■ **Try it**
Set every entry down again, unchanged, picture-free.

■ **Given records**
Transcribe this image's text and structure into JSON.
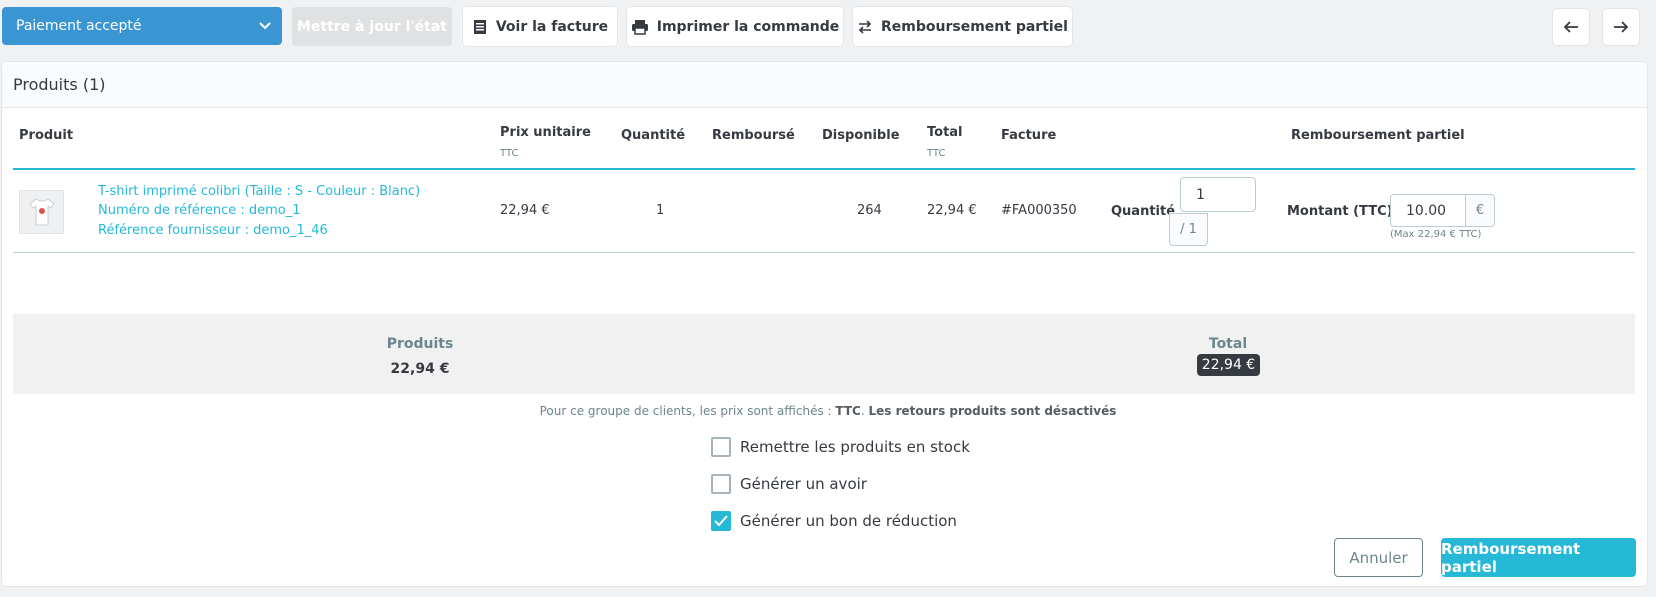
{
  "toolbar": {
    "status_select_value": "Paiement accepté",
    "update_status_label": "Mettre à jour l'état",
    "view_invoice_label": "Voir la facture",
    "print_order_label": "Imprimer la commande",
    "partial_refund_label": "Remboursement partiel"
  },
  "products_panel": {
    "title": "Produits (1)",
    "columns": {
      "product": "Produit",
      "unit_price": "Prix unitaire",
      "unit_price_sub": "TTC",
      "quantity": "Quantité",
      "refunded": "Remboursé",
      "available": "Disponible",
      "total": "Total",
      "total_sub": "TTC",
      "invoice": "Facture",
      "partial_refund": "Remboursement partiel"
    },
    "rows": [
      {
        "name": "T-shirt imprimé colibri (Taille : S - Couleur : Blanc)",
        "reference": "Numéro de référence : demo_1",
        "supplier_reference": "Référence fournisseur : demo_1_46",
        "unit_price": "22,94 €",
        "quantity": "1",
        "refunded": "",
        "available": "264",
        "total": "22,94 €",
        "invoice": "#FA000350",
        "refund_quantity_label": "Quantité",
        "refund_quantity_value": "1",
        "refund_quantity_max": "/ 1",
        "refund_amount_label": "Montant (TTC)",
        "refund_amount_value": "10.00",
        "currency": "€",
        "refund_amount_max": "(Max 22,94 € TTC)"
      }
    ]
  },
  "totals": {
    "products_label": "Produits",
    "products_value": "22,94 €",
    "total_label": "Total",
    "total_value": "22,94 €"
  },
  "notice": {
    "prefix": "Pour ce groupe de clients, les prix sont affichés : ",
    "tax_mode": "TTC",
    "suffix": "Les retours produits sont désactivés"
  },
  "options": [
    {
      "label": "Remettre les produits en stock",
      "checked": false
    },
    {
      "label": "Générer un avoir",
      "checked": false
    },
    {
      "label": "Générer un bon de réduction",
      "checked": true
    }
  ],
  "actions": {
    "cancel_label": "Annuler",
    "submit_label": "Remboursement partiel"
  },
  "colors": {
    "primary": "#25b9d7",
    "status_select": "#3a96d3",
    "dark_badge": "#363a41"
  }
}
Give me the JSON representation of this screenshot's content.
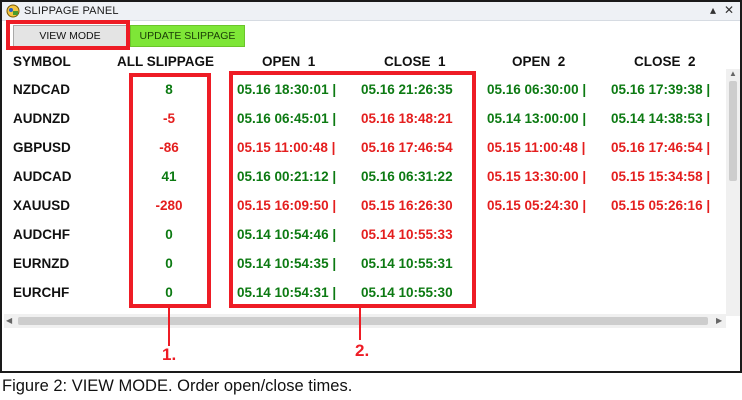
{
  "window": {
    "title": "SLIPPAGE PANEL",
    "minimize_glyph": "▴",
    "close_glyph": "✕"
  },
  "toolbar": {
    "view_mode_label": "VIEW MODE",
    "update_slippage_label": "UPDATE SLIPPAGE"
  },
  "table": {
    "columns": [
      "SYMBOL",
      "ALL SLIPPAGE",
      "OPEN  1",
      "CLOSE  1",
      "OPEN  2",
      "CLOSE  2"
    ],
    "rows": [
      {
        "symbol": "NZDCAD",
        "slippage": "8",
        "open1": "05.16 18:30:01 |",
        "close1": "05.16 21:26:35",
        "open2": "05.16 06:30:00 |",
        "close2": "05.16 17:39:38 |"
      },
      {
        "symbol": "AUDNZD",
        "slippage": "-5",
        "open1": "05.16 06:45:01 |",
        "close1": "05.16 18:48:21",
        "open2": "05.14 13:00:00 |",
        "close2": "05.14 14:38:53 |"
      },
      {
        "symbol": "GBPUSD",
        "slippage": "-86",
        "open1": "05.15 11:00:48 |",
        "close1": "05.16 17:46:54",
        "open2": "05.15 11:00:48 |",
        "close2": "05.16 17:46:54 |"
      },
      {
        "symbol": "AUDCAD",
        "slippage": "41",
        "open1": "05.16 00:21:12 |",
        "close1": "05.16 06:31:22",
        "open2": "05.15 13:30:00 |",
        "close2": "05.15 15:34:58 |"
      },
      {
        "symbol": "XAUUSD",
        "slippage": "-280",
        "open1": "05.15 16:09:50 |",
        "close1": "05.15 16:26:30",
        "open2": "05.15 05:24:30 |",
        "close2": "05.15 05:26:16 |"
      },
      {
        "symbol": "AUDCHF",
        "slippage": "0",
        "open1": "05.14 10:54:46 |",
        "close1": "05.14 10:55:33",
        "open2": "",
        "close2": ""
      },
      {
        "symbol": "EURNZD",
        "slippage": "0",
        "open1": "05.14 10:54:35 |",
        "close1": "05.14 10:55:31",
        "open2": "",
        "close2": ""
      },
      {
        "symbol": "EURCHF",
        "slippage": "0",
        "open1": "05.14 10:54:31 |",
        "close1": "05.14 10:55:30",
        "open2": "",
        "close2": ""
      }
    ]
  },
  "annotations": {
    "label_1": "1.",
    "label_2": "2.",
    "highlight_color": "#ee1c25"
  },
  "caption": "Figure 2: VIEW MODE. Order open/close times.",
  "colors": {
    "positive": "#0c7a12",
    "negative": "#e41e1e",
    "update_button": "#7ee637"
  },
  "icons": {
    "app": "app-logo-icon",
    "scroll_up": "scroll-up-icon",
    "scroll_down": "scroll-down-icon",
    "scroll_left": "scroll-left-icon",
    "scroll_right": "scroll-right-icon"
  }
}
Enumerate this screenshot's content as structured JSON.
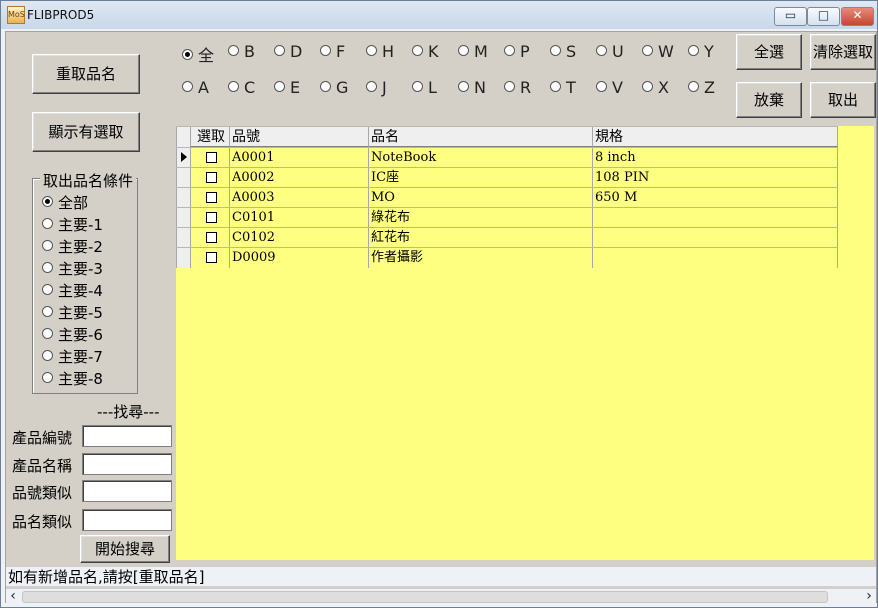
{
  "window": {
    "title": "FLIBPROD5",
    "icon_text": "MoS"
  },
  "left": {
    "reload_button": "重取品名",
    "show_selected_button": "顯示有選取",
    "group_title": "取出品名條件",
    "group_options": [
      "全部",
      "主要-1",
      "主要-2",
      "主要-3",
      "主要-4",
      "主要-5",
      "主要-6",
      "主要-7",
      "主要-8"
    ],
    "selected_option": "全部",
    "find_title": "---找尋---",
    "search_labels": [
      "產品編號",
      "產品名稱",
      "品號類似",
      "品名類似"
    ],
    "search_button": "開始搜尋"
  },
  "top": {
    "letters_row1": [
      "全",
      "B",
      "D",
      "F",
      "H",
      "K",
      "M",
      "P",
      "S",
      "U",
      "W",
      "Y"
    ],
    "letters_row2": [
      "A",
      "C",
      "E",
      "G",
      "J",
      "L",
      "N",
      "R",
      "T",
      "V",
      "X",
      "Z"
    ],
    "selected_letter": "全",
    "select_all": "全選",
    "clear_selection": "清除選取",
    "cancel": "放棄",
    "take_out": "取出"
  },
  "grid": {
    "headers": [
      "選取",
      "品號",
      "品名",
      "規格"
    ],
    "rows": [
      {
        "selected": false,
        "pno": "A0001",
        "name": "NoteBook",
        "spec": "8 inch"
      },
      {
        "selected": false,
        "pno": "A0002",
        "name": "IC座",
        "spec": "108 PIN"
      },
      {
        "selected": false,
        "pno": "A0003",
        "name": "MO",
        "spec": "650 M"
      },
      {
        "selected": false,
        "pno": "C0101",
        "name": "綠花布",
        "spec": ""
      },
      {
        "selected": false,
        "pno": "C0102",
        "name": "紅花布",
        "spec": ""
      },
      {
        "selected": false,
        "pno": "D0009",
        "name": "作者攝影",
        "spec": ""
      }
    ]
  },
  "status": {
    "text": "如有新增品名,請按[重取品名]"
  },
  "scrollbar": {
    "left_arrow": "‹",
    "right_arrow": "›"
  }
}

■ **Problem solution**
Transcribe this image's text and structure into JSON.
{
  "toolbar": {
    "status_select_value": "Paiement accepté",
    "update_status_label": "Mettre à jour l'état",
    "view_invoice_label": "Voir la facture",
    "print_order_label": "Imprimer la commande",
    "partial_refund_label": "Remboursement partiel"
  },
  "products_panel": {
    "title": "Produits (1)",
    "columns": {
      "product": "Produit",
      "unit_price": "Prix unitaire",
      "unit_price_sub": "TTC",
      "quantity": "Quantité",
      "refunded": "Remboursé",
      "available": "Disponible",
      "total": "Total",
      "total_sub": "TTC",
      "invoice": "Facture",
      "partial_refund": "Remboursement partiel"
    },
    "rows": [
      {
        "name": "T-shirt imprimé colibri (Taille : S - Couleur : Blanc)",
        "reference": "Numéro de référence : demo_1",
        "supplier_reference": "Référence fournisseur : demo_1_46",
        "unit_price": "22,94 €",
        "quantity": "1",
        "refunded": "",
        "available": "264",
        "total": "22,94 €",
        "invoice": "#FA000350",
        "refund_quantity_label": "Quantité",
        "refund_quantity_value": "1",
        "refund_quantity_max": "/ 1",
        "refund_amount_label": "Montant (TTC)",
        "refund_amount_value": "10.00",
        "currency": "€",
        "refund_amount_max": "(Max 22,94 € TTC)"
      }
    ]
  },
  "totals": {
    "products_label": "Produits",
    "products_value": "22,94 €",
    "total_label": "Total",
    "total_value": "22,94 €"
  },
  "notice": {
    "prefix": "Pour ce groupe de clients, les prix sont affichés : ",
    "tax_mode": "TTC",
    "suffix": "Les retours produits sont désactivés"
  },
  "options": [
    {
      "label": "Remettre les produits en stock",
      "checked": false
    },
    {
      "label": "Générer un avoir",
      "checked": false
    },
    {
      "label": "Générer un bon de réduction",
      "checked": true
    }
  ],
  "actions": {
    "cancel_label": "Annuler",
    "submit_label": "Remboursement partiel"
  },
  "colors": {
    "primary": "#25b9d7",
    "status_select": "#3a96d3",
    "dark_badge": "#363a41"
  }
}
Give me the JSON representation of this screenshot's content.
{
  "window": {
    "title": "SLIPPAGE PANEL",
    "minimize_glyph": "▴",
    "close_glyph": "✕"
  },
  "toolbar": {
    "view_mode_label": "VIEW MODE",
    "update_slippage_label": "UPDATE SLIPPAGE"
  },
  "table": {
    "columns": [
      "SYMBOL",
      "ALL SLIPPAGE",
      "OPEN  1",
      "CLOSE  1",
      "OPEN  2",
      "CLOSE  2"
    ],
    "rows": [
      {
        "symbol": "NZDCAD",
        "slippage": "8",
        "open1": "05.16 18:30:01 |",
        "close1": "05.16 21:26:35",
        "open2": "05.16 06:30:00 |",
        "close2": "05.16 17:39:38 |"
      },
      {
        "symbol": "AUDNZD",
        "slippage": "-5",
        "open1": "05.16 06:45:01 |",
        "close1": "05.16 18:48:21",
        "open2": "05.14 13:00:00 |",
        "close2": "05.14 14:38:53 |"
      },
      {
        "symbol": "GBPUSD",
        "slippage": "-86",
        "open1": "05.15 11:00:48 |",
        "close1": "05.16 17:46:54",
        "open2": "05.15 11:00:48 |",
        "close2": "05.16 17:46:54 |"
      },
      {
        "symbol": "AUDCAD",
        "slippage": "41",
        "open1": "05.16 00:21:12 |",
        "close1": "05.16 06:31:22",
        "open2": "05.15 13:30:00 |",
        "close2": "05.15 15:34:58 |"
      },
      {
        "symbol": "XAUUSD",
        "slippage": "-280",
        "open1": "05.15 16:09:50 |",
        "close1": "05.15 16:26:30",
        "open2": "05.15 05:24:30 |",
        "close2": "05.15 05:26:16 |"
      },
      {
        "symbol": "AUDCHF",
        "slippage": "0",
        "open1": "05.14 10:54:46 |",
        "close1": "05.14 10:55:33",
        "open2": "",
        "close2": ""
      },
      {
        "symbol": "EURNZD",
        "slippage": "0",
        "open1": "05.14 10:54:35 |",
        "close1": "05.14 10:55:31",
        "open2": "",
        "close2": ""
      },
      {
        "symbol": "EURCHF",
        "slippage": "0",
        "open1": "05.14 10:54:31 |",
        "close1": "05.14 10:55:30",
        "open2": "",
        "close2": ""
      }
    ]
  },
  "annotations": {
    "label_1": "1.",
    "label_2": "2.",
    "highlight_color": "#ee1c25"
  },
  "caption": "Figure 2: VIEW MODE. Order open/close times.",
  "colors": {
    "positive": "#0c7a12",
    "negative": "#e41e1e",
    "update_button": "#7ee637"
  },
  "icons": {
    "app": "app-logo-icon",
    "scroll_up": "scroll-up-icon",
    "scroll_down": "scroll-down-icon",
    "scroll_left": "scroll-left-icon",
    "scroll_right": "scroll-right-icon"
  }
}
Enumerate this screenshot's content as structured JSON.
{
  "window": {
    "title": "FLIBPROD5",
    "icon_text": "MoS"
  },
  "left": {
    "reload_button": "重取品名",
    "show_selected_button": "顯示有選取",
    "group_title": "取出品名條件",
    "group_options": [
      "全部",
      "主要-1",
      "主要-2",
      "主要-3",
      "主要-4",
      "主要-5",
      "主要-6",
      "主要-7",
      "主要-8"
    ],
    "selected_option": "全部",
    "find_title": "---找尋---",
    "search_labels": [
      "產品編號",
      "產品名稱",
      "品號類似",
      "品名類似"
    ],
    "search_button": "開始搜尋"
  },
  "top": {
    "letters_row1": [
      "全",
      "B",
      "D",
      "F",
      "H",
      "K",
      "M",
      "P",
      "S",
      "U",
      "W",
      "Y"
    ],
    "letters_row2": [
      "A",
      "C",
      "E",
      "G",
      "J",
      "L",
      "N",
      "R",
      "T",
      "V",
      "X",
      "Z"
    ],
    "selected_letter": "全",
    "select_all": "全選",
    "clear_selection": "清除選取",
    "cancel": "放棄",
    "take_out": "取出"
  },
  "grid": {
    "headers": [
      "選取",
      "品號",
      "品名",
      "規格"
    ],
    "rows": [
      {
        "selected": false,
        "pno": "A0001",
        "name": "NoteBook",
        "spec": "8 inch"
      },
      {
        "selected": false,
        "pno": "A0002",
        "name": "IC座",
        "spec": "108 PIN"
      },
      {
        "selected": false,
        "pno": "A0003",
        "name": "MO",
        "spec": "650 M"
      },
      {
        "selected": false,
        "pno": "C0101",
        "name": "綠花布",
        "spec": ""
      },
      {
        "selected": false,
        "pno": "C0102",
        "name": "紅花布",
        "spec": ""
      },
      {
        "selected": false,
        "pno": "D0009",
        "name": "作者攝影",
        "spec": ""
      }
    ]
  },
  "status": {
    "text": "如有新增品名,請按[重取品名]"
  },
  "scrollbar": {
    "left_arrow": "‹",
    "right_arrow": "›"
  }
}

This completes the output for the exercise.